Travis Johnson wrote:A layer of sawdust in my lambing pens will bring the temp up by 10 degrees. I would just use that and refresh as needed.
Trace Oswald wrote:I use the method as outlined by Paul, and I find that it works great. I didn't think anything was misrepresented in the film. He also didn't make any money from the film, or from the produce from his garden and gives it to people quite freely, so I'm not sure why people think naming it is somehow for profit.
Paul goes into some detail with regards to adding organic matter the first years until the chips breakdown, or you will get some nitrogen tie-up. People say you don't, but that hasn't been my experience. Paul adds soil that has been composted by his chickens to his gardens, but as he says, you don't need to, it will just take longer if you don't. That has been my experience as well. Paul used 18 inches of wood chips alone in his orchard area. The results seem to speak for themselves. I personally had never heard of gardening with wood chip mulch before the film was made about Paul, so I'm grateful. If I had an unending supply of wood chips as some people do, I would use them on many acres of my land. I don't, so I use wood chips where I can, and cover crops, compost, other mulches when I run out.

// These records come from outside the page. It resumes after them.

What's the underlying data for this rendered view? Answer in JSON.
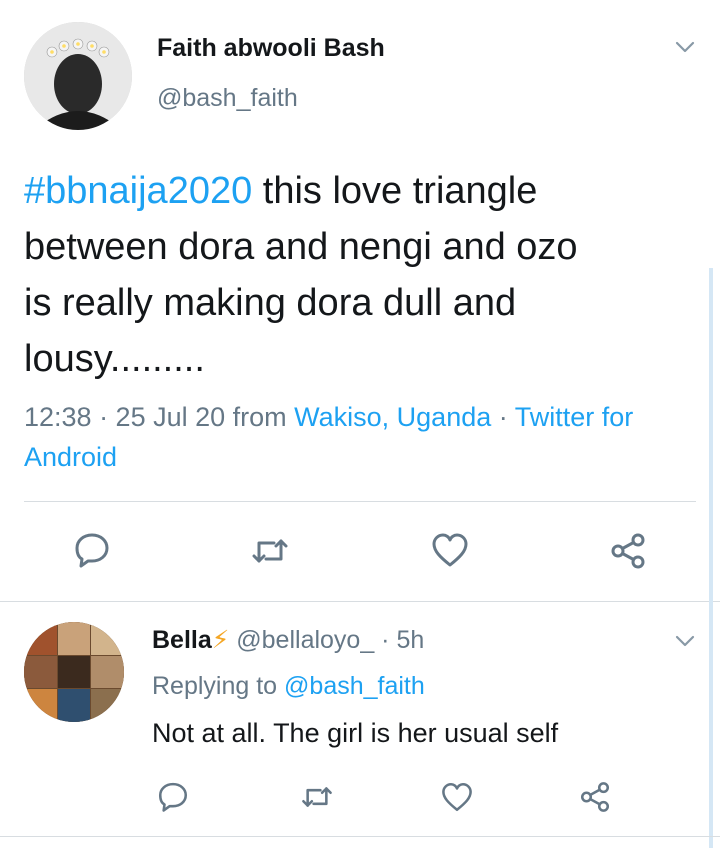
{
  "main_tweet": {
    "display_name": "Faith abwooli Bash",
    "handle": "@bash_faith",
    "hashtag": "#bbnaija2020",
    "text_lines": [
      " this love triangle",
      "between dora and nengi and ozo",
      "is really making dora dull and",
      "lousy........."
    ],
    "time": "12:38 · 25 Jul 20 from ",
    "location": "Wakiso, Uganda",
    "separator": " · ",
    "source_line1": "Twitter for",
    "source_line2": "Android"
  },
  "reply": {
    "display_name": "Bella",
    "emoji": "⚡",
    "handle_time": " @bellaloyo_ · 5h",
    "replying_prefix": "Replying to ",
    "replying_handle": "@bash_faith",
    "text": "Not at all. The girl is her usual self"
  },
  "icons": {
    "reply": "reply-icon",
    "retweet": "retweet-icon",
    "like": "heart-icon",
    "share": "share-icon",
    "more": "chevron-down-icon"
  },
  "colors": {
    "link": "#1da1f2",
    "secondary_text": "#657786",
    "icon": "#657786",
    "divider": "#d8dde1"
  }
}
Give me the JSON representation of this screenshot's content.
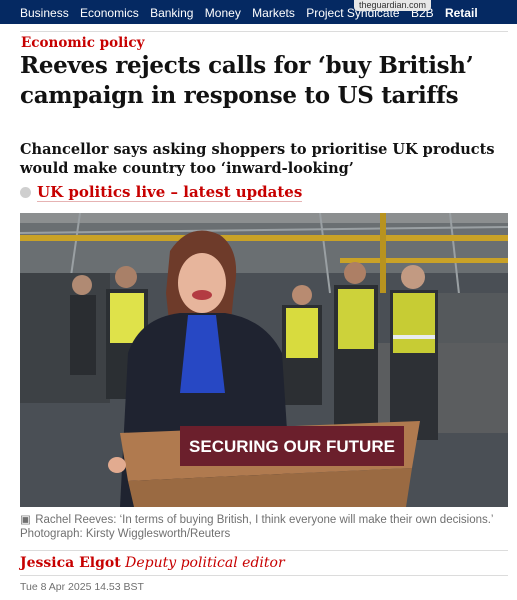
{
  "browser": {
    "url": "theguardian.com"
  },
  "nav": {
    "items": [
      "Business",
      "Economics",
      "Banking",
      "Money",
      "Markets",
      "Project Syndicate",
      "B2B",
      "Retail"
    ],
    "active": "Retail"
  },
  "article": {
    "kicker": "Economic policy",
    "headline": "Reeves rejects calls for ‘buy British’ campaign in response to US tariffs",
    "standfirst": "Chancellor says asking shoppers to prioritise UK products would make country too ‘inward-looking’",
    "live_link": "UK politics live – latest updates",
    "image": {
      "lectern_sign": "SECURING OUR FUTURE",
      "caption": "Rachel Reeves: ‘In terms of buying British, I think everyone will make their own decisions.’",
      "credit": "Photograph: Kirsty Wigglesworth/Reuters"
    },
    "byline": {
      "name": "Jessica Elgot",
      "role": "Deputy political editor"
    },
    "dateline": "Tue 8 Apr 2025 14.53 BST"
  },
  "colors": {
    "accent": "#c70000",
    "nav_bg": "#052962",
    "text": "#121212",
    "meta": "#707070"
  },
  "icons": {
    "caption": "camera-icon",
    "live": "live-dot-icon"
  }
}
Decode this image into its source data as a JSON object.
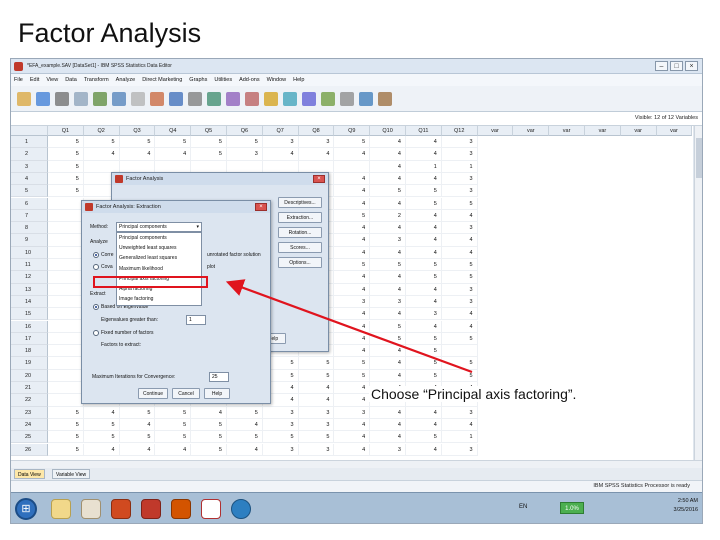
{
  "slide": {
    "title": "Factor Analysis",
    "callout": "Choose “Principal axis factoring”."
  },
  "window": {
    "title": "*EFA_example.SAV [DataSet1] - IBM SPSS Statistics Data Editor",
    "buttons": [
      "–",
      "□",
      "×"
    ]
  },
  "menu": [
    "File",
    "Edit",
    "View",
    "Data",
    "Transform",
    "Analyze",
    "Direct Marketing",
    "Graphs",
    "Utilities",
    "Add-ons",
    "Window",
    "Help"
  ],
  "visible_label": "Visible: 12 of 12 Variables",
  "columns": [
    "Q1",
    "Q2",
    "Q3",
    "Q4",
    "Q5",
    "Q6",
    "Q7",
    "Q8",
    "Q9",
    "Q10",
    "Q11",
    "Q12",
    "var",
    "var",
    "var",
    "var",
    "var",
    "var"
  ],
  "rows": [
    {
      "n": "1",
      "v": [
        "5",
        "5",
        "5",
        "5",
        "5",
        "5",
        "3",
        "3",
        "5",
        "4",
        "4",
        "3"
      ]
    },
    {
      "n": "2",
      "v": [
        "5",
        "4",
        "4",
        "4",
        "5",
        "3",
        "4",
        "4",
        "4",
        "4",
        "4",
        "3"
      ]
    },
    {
      "n": "3",
      "v": [
        "5",
        "",
        "",
        "",
        "",
        "",
        "",
        "",
        "",
        "4",
        "1",
        "1"
      ]
    },
    {
      "n": "4",
      "v": [
        "5",
        "",
        "",
        "",
        "",
        "",
        "",
        "",
        "4",
        "4",
        "4",
        "3"
      ]
    },
    {
      "n": "5",
      "v": [
        "5",
        "",
        "",
        "",
        "",
        "",
        "",
        "",
        "4",
        "5",
        "5",
        "3"
      ]
    },
    {
      "n": "6",
      "v": [
        "",
        "",
        "",
        "",
        "",
        "",
        "",
        "",
        "4",
        "4",
        "5",
        "5"
      ]
    },
    {
      "n": "7",
      "v": [
        "",
        "",
        "",
        "",
        "",
        "",
        "",
        "",
        "5",
        "2",
        "4",
        "4"
      ]
    },
    {
      "n": "8",
      "v": [
        "",
        "",
        "",
        "",
        "",
        "",
        "",
        "",
        "4",
        "4",
        "4",
        "3"
      ]
    },
    {
      "n": "9",
      "v": [
        "",
        "",
        "",
        "",
        "",
        "",
        "",
        "",
        "4",
        "3",
        "4",
        "4"
      ]
    },
    {
      "n": "10",
      "v": [
        "",
        "",
        "",
        "",
        "",
        "",
        "",
        "",
        "4",
        "4",
        "4",
        "4"
      ]
    },
    {
      "n": "11",
      "v": [
        "",
        "",
        "",
        "",
        "",
        "",
        "",
        "",
        "5",
        "5",
        "5",
        "5"
      ]
    },
    {
      "n": "12",
      "v": [
        "",
        "",
        "",
        "",
        "",
        "",
        "",
        "",
        "4",
        "4",
        "5",
        "5"
      ]
    },
    {
      "n": "13",
      "v": [
        "",
        "",
        "",
        "",
        "",
        "",
        "",
        "",
        "4",
        "4",
        "4",
        "3"
      ]
    },
    {
      "n": "14",
      "v": [
        "",
        "",
        "",
        "",
        "",
        "",
        "",
        "",
        "3",
        "3",
        "4",
        "3"
      ]
    },
    {
      "n": "15",
      "v": [
        "",
        "",
        "",
        "",
        "",
        "",
        "",
        "",
        "4",
        "4",
        "3",
        "4"
      ]
    },
    {
      "n": "16",
      "v": [
        "",
        "",
        "",
        "",
        "",
        "",
        "",
        "",
        "4",
        "5",
        "4",
        "4"
      ]
    },
    {
      "n": "17",
      "v": [
        "",
        "",
        "",
        "",
        "",
        "",
        "",
        "",
        "4",
        "5",
        "5",
        "5"
      ]
    },
    {
      "n": "18",
      "v": [
        "",
        "",
        "",
        "",
        "",
        "",
        "",
        "",
        "4",
        "4",
        "5",
        ""
      ]
    },
    {
      "n": "19",
      "v": [
        "",
        "",
        "",
        "",
        "",
        "",
        "5",
        "5",
        "5",
        "4",
        "5",
        "5"
      ]
    },
    {
      "n": "20",
      "v": [
        "",
        "",
        "",
        "",
        "",
        "",
        "5",
        "5",
        "5",
        "4",
        "5",
        "5"
      ]
    },
    {
      "n": "21",
      "v": [
        "",
        "",
        "",
        "",
        "",
        "",
        "4",
        "4",
        "4",
        "4",
        "4",
        "4"
      ]
    },
    {
      "n": "22",
      "v": [
        "",
        "",
        "",
        "",
        "",
        "",
        "4",
        "4",
        "4",
        "4",
        "4",
        "4"
      ]
    },
    {
      "n": "23",
      "v": [
        "5",
        "4",
        "5",
        "5",
        "4",
        "5",
        "3",
        "3",
        "3",
        "4",
        "4",
        "3"
      ]
    },
    {
      "n": "24",
      "v": [
        "5",
        "5",
        "4",
        "5",
        "5",
        "4",
        "3",
        "3",
        "4",
        "4",
        "4",
        "4"
      ]
    },
    {
      "n": "25",
      "v": [
        "5",
        "5",
        "5",
        "5",
        "5",
        "5",
        "5",
        "5",
        "4",
        "4",
        "5",
        "1"
      ]
    },
    {
      "n": "26",
      "v": [
        "5",
        "4",
        "4",
        "4",
        "5",
        "4",
        "3",
        "3",
        "4",
        "3",
        "4",
        "3"
      ]
    }
  ],
  "tabs": {
    "data_view": "Data View",
    "variable_view": "Variable View"
  },
  "status": "IBM SPSS Statistics Processor is ready",
  "taskbar": {
    "lang": "EN",
    "badge": "1.0%",
    "time": "2:50 AM",
    "date": "3/25/2016"
  },
  "factor_dialog": {
    "title": "Factor Analysis",
    "buttons": [
      "Descriptives...",
      "Extraction...",
      "Rotation...",
      "Scores...",
      "Options..."
    ],
    "help": "Help"
  },
  "extraction_dialog": {
    "title": "Factor Analysis: Extraction",
    "method_label": "Method:",
    "method_value": "Principal components",
    "methods": [
      "Principal components",
      "Unweighted least squares",
      "Generalized least squares",
      "Maximum likelihood",
      "Principal axis factoring",
      "Alpha factoring",
      "Image factoring"
    ],
    "highlighted": "Principal axis factoring",
    "analyze_label": "Analyze",
    "opt_corr": "Corre",
    "opt_cov": "Cova",
    "display_label": "unrotated factor solution",
    "scree_label": "plot",
    "extract_label": "Extract",
    "based_label": "Based on Eigenvalue",
    "eigen_label": "Eigenvalues greater than:",
    "eigen_value": "1",
    "fixed_label": "Fixed number of factors",
    "factors_label": "Factors to extract:",
    "max_iter_label": "Maximum Iterations for Convergence:",
    "max_iter_value": "25",
    "continue": "Continue",
    "cancel": "Cancel",
    "help": "Help"
  }
}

Peter Daub wrote:Hi all, I'm several years into deep mulching some gardens - 12 inches deep. .....
As far as the thistle - it keeps coming back because of it's strong root system, often with horizontal runners connecting multiple plants. From what I can see, if it's already in the ground it loves the woodchips. We let ours grow to 2-3 inches high and pulled it. After about 3-4 pulls, it quit and hasn't come back since.
Cris Fellows wrote:Two and a half years ago i covered about half of our 2 city lot garden in at least 12 inches of wood chips. The trees loved it. As I had no idea what I was doing, some of the other plants loved it and some died. Last year we had tons of thistle come up through which is now starting to give way to yellow clover. I did not put down a layer of cardboard or paper. What to do with all this thistle? More chips?